Wilson didn't specifically discuss which players would be under the microscope in the coming week, but said he's open to just about anything in terms of a trade.
"This is coming at a crunch time," Wilson said. "We've had some inconsistency that if you look at any teams that have really separated themselves from the pack, they've played by committee, they've played strong defense, created some offense and played a consistent approach to it. We haven't done that. We need to do that now.
"There's teams that certainly are calling me. The phone has been busy and we'll take all calls to explore anything that fits for our group, just like we did on this deal."
The most prominent Shark being discussed is defenseman Dan Boyle, whose contract expires after the 2013-14 and carries a cap hit of $6.67 million. The 36-year-old's numbers have declined in the truncated season, as he has just four goals and 13 points in 28 games. After averaging a career-best 3.1 shots on goal per game last season, he's averaging a shade over two per game this season.

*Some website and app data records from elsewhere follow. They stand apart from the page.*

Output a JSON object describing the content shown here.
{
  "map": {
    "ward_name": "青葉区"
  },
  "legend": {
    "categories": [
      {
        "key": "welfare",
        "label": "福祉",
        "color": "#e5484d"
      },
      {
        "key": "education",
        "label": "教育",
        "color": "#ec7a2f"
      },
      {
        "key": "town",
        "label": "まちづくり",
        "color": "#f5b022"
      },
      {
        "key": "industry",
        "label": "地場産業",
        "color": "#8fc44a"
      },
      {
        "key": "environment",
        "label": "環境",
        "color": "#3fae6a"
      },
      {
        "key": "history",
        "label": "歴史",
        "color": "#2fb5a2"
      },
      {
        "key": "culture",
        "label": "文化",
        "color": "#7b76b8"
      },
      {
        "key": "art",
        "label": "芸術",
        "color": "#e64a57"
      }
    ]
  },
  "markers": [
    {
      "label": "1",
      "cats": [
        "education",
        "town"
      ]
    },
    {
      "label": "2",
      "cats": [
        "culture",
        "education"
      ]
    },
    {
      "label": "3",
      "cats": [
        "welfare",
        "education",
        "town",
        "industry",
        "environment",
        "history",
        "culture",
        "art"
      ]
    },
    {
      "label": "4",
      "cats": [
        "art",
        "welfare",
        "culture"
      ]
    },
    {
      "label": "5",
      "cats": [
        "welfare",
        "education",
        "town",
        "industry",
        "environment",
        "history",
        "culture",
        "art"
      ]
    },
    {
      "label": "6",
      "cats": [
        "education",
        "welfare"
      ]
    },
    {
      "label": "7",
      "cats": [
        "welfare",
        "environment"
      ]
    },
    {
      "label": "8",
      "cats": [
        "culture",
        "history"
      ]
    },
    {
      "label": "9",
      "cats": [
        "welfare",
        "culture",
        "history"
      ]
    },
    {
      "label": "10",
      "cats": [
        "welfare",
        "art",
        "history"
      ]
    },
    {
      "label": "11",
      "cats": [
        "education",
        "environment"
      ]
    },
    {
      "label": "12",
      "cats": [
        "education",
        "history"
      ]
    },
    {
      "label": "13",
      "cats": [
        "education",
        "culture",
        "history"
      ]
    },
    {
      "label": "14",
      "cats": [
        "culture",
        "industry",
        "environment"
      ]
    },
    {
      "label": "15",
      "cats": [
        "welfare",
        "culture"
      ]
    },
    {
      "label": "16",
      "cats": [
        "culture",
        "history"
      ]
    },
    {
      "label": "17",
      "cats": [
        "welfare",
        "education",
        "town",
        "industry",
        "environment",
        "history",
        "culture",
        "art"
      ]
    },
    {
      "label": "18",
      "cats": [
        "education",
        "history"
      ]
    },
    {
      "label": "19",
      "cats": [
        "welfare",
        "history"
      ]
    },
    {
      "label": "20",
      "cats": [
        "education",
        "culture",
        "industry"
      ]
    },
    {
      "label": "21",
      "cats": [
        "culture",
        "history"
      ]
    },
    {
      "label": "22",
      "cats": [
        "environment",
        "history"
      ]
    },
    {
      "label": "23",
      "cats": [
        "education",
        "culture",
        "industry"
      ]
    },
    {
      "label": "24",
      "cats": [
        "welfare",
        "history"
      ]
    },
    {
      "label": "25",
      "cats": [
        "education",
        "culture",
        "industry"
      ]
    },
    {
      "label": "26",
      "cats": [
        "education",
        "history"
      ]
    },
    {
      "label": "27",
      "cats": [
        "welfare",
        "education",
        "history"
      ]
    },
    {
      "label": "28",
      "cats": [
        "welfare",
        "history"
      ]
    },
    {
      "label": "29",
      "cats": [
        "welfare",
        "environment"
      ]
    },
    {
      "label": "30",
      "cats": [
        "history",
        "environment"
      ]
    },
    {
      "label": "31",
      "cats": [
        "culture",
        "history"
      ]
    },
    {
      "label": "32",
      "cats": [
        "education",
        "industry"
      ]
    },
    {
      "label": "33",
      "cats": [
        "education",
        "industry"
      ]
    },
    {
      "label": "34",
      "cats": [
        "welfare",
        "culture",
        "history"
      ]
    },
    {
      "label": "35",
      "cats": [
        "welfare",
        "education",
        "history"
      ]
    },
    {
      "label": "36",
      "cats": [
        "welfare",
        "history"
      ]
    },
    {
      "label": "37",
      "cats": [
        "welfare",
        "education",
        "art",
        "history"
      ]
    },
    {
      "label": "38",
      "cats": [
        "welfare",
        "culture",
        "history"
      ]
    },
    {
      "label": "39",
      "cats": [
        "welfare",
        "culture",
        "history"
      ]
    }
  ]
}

Wilson discussed what Boyle would attract on the open market and after Murray fetched two high draft picks, it's fair to say an offensive defenseman who can carry the puck and quarterback a power play will be worth a lot more.
"People are always looking for that," said Wilson, who played 16 years as a defenseman in the NHL. "It's one of the reasons why we acquired Brent Burns. When you take a look at it in the UFA market, those guys just aren't available. You look at what happened this past year with Ryan Suter and Shea Weber. Finding those players that can create offense from the back end with a big shot and run a power play -- I'm slightly biased for obvious reasons, but I think defensemen are the most important people on a team."
By dealing Murray, the Sharks have freed a spot for either Jason Demers or Justin Braun to receive more playing time. Veterans Joe Thornton and Patrick Marleau, although the latter did most of his damage during that seven-game stretch to open the season, have been close to their usual selves offensively. Wilson also cited young players Logan Couture, Joe Pavelski, Antti Niemi, Tommy Wingels, Burns, Matt Irwin and others who are contributing now.
Wilson also said the team expects to sign 2012 first-round pick Tomas Hertl in the near future.
This was a period in the team's history that Wilson saw coming. On its own, the trading of Murray for future assets doesn't signal the end of an era. But the next handful of games will dictate just how much work Wilson does before April 3.
"This doesn't take away our goal of trying to compete to make the playoffs this year," Wilson said. "We knew that this window would be getting here. We look at how our contracts are structured and what we have committed in dollars. … We're fortunate that we have some very good players in key positions such as goaltending, the center position and the back end. So we think we have those foundation pieces. Do we need to add some pieces to our group going forward? Absolutely.
"Can it lead to other deals? Sure it can. There's certainly a lot of teams that are in contact with us."